On the Mohs scale, opal has a hardness of 5.5 to 6.5. This makes it a soft mineral, which can crack during the jeweler’s work. It is for this reason that opal is highly sought after when it is mounted, pear-shaped or triangular, as it is an exceptional work.

Opal’s infinite palette of hues and colors comes from its mineral composition, rich in silica. 


Opal stones are divided into several gem varieties. Noble opals, of excellent quality are considered as precious stones and are highly sought after in jewelry to set gold or silver jewelry.

Here are some of the most well-known opals:

White opal, translucent or semi-translucent like glass. It is the most well-known and sought-after opal in the world.

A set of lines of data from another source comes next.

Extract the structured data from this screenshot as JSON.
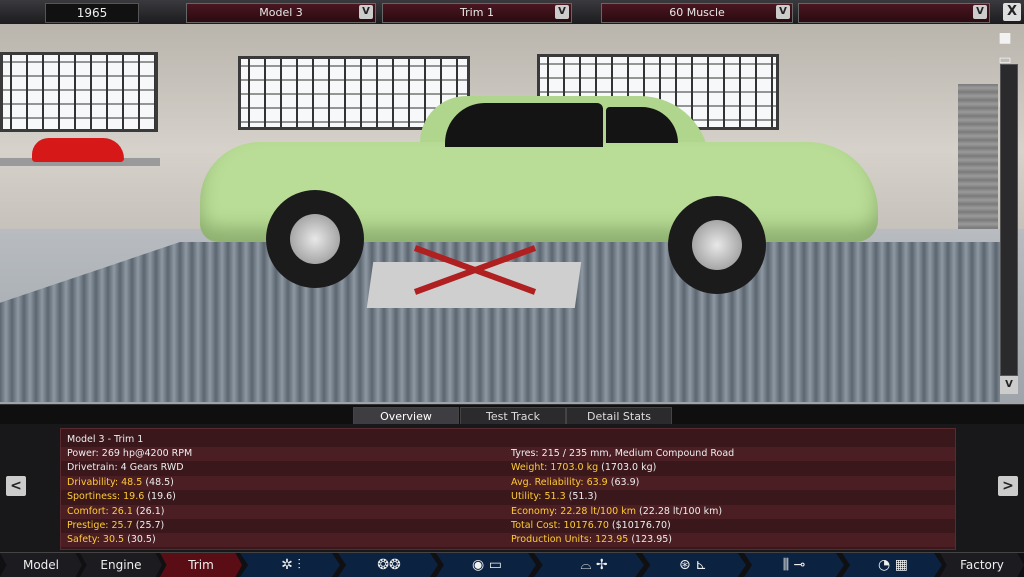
{
  "topbar": {
    "year": "1965",
    "model_label": "Model 3",
    "trim_label": "Trim 1",
    "body_label": "60 Muscle",
    "extra_label": "",
    "dropdown_glyph": "V",
    "close_glyph": "X"
  },
  "viewctrl": {
    "icons": [
      "camera-icon",
      "eye-icon",
      "car-front-icon",
      "car-side-icon",
      "car-front-icon",
      "car-top-icon"
    ],
    "scroll_glyph": "V"
  },
  "tabs": [
    "Overview",
    "Test Track",
    "Detail Stats"
  ],
  "stats": {
    "header": "Model 3 - Trim 1",
    "left": [
      {
        "label": "Power: 269 hp@4200 RPM",
        "paren": "",
        "color": "white"
      },
      {
        "label": "Drivetrain: 4 Gears RWD",
        "paren": "",
        "color": "white"
      },
      {
        "label": "Drivability: 48.5",
        "paren": "(48.5)",
        "color": "yellow"
      },
      {
        "label": "Sportiness: 19.6",
        "paren": "(19.6)",
        "color": "yellow"
      },
      {
        "label": "Comfort: 26.1",
        "paren": "(26.1)",
        "color": "yellow"
      },
      {
        "label": "Prestige: 25.7",
        "paren": "(25.7)",
        "color": "yellow"
      },
      {
        "label": "Safety: 30.5",
        "paren": "(30.5)",
        "color": "yellow"
      }
    ],
    "right": [
      {
        "label": "Tyres: 215 / 235 mm, Medium Compound Road",
        "paren": "",
        "color": "white"
      },
      {
        "label": "Weight: 1703.0 kg",
        "paren": "(1703.0 kg)",
        "color": "yellow"
      },
      {
        "label": "Avg. Reliability: 63.9",
        "paren": "(63.9)",
        "color": "yellow"
      },
      {
        "label": "Utility: 51.3",
        "paren": "(51.3)",
        "color": "yellow"
      },
      {
        "label": "Economy: 22.28 lt/100 km",
        "paren": "(22.28 lt/100 km)",
        "color": "yellow"
      },
      {
        "label": "Total Cost: 10176.70",
        "paren": "($10176.70)",
        "color": "yellow"
      },
      {
        "label": "Production Units: 123.95",
        "paren": "(123.95)",
        "color": "yellow"
      }
    ],
    "prev_glyph": "<",
    "next_glyph": ">"
  },
  "bottombar": {
    "model": "Model",
    "engine": "Engine",
    "trim": "Trim",
    "factory": "Factory",
    "icons": [
      "gearbox-icon",
      "wheel-icon",
      "chassis-icon",
      "car-body-icon",
      "fan-icon",
      "steering-icon",
      "seat-icon",
      "suspension-icon",
      "gauge-icon",
      "checkered-flag-icon"
    ]
  },
  "colors": {
    "accent_red": "#5a0d15",
    "panel_bg": "#3a171b",
    "stat_yellow": "#ffcc33",
    "car_green": "#b9dd96"
  }
}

Fire opal is also translucent but orange yellow in color. It is sometimes referred to as “Mexican opal”.

Black opal, opaque or translucent in dark color, has incomparable plays of light.

Water opal or hyalite opal, transparent or semi-transparent, it has light colors and exceptional plays of light. In daylight, the hyalite gem can display a green fluorescence that unofficially earns it the name “kryptonite”.

Boulder opal comes from Australia, Queensland to be precise. It is a piece of rock in which there are veins of opals.*


The Greeks considered opal to be a beacon of hope and a symbol of purity. It was reputed to increase clairvoyance, to make meditation and reflection easier, to improve intuition. Today, in lithotherapy, these virtues are still attributed to opal. The Stone of the natives of October, it is said to appease and soothe, promote love and tenderness, and improve the sentimental life of Gemini and Aquarius.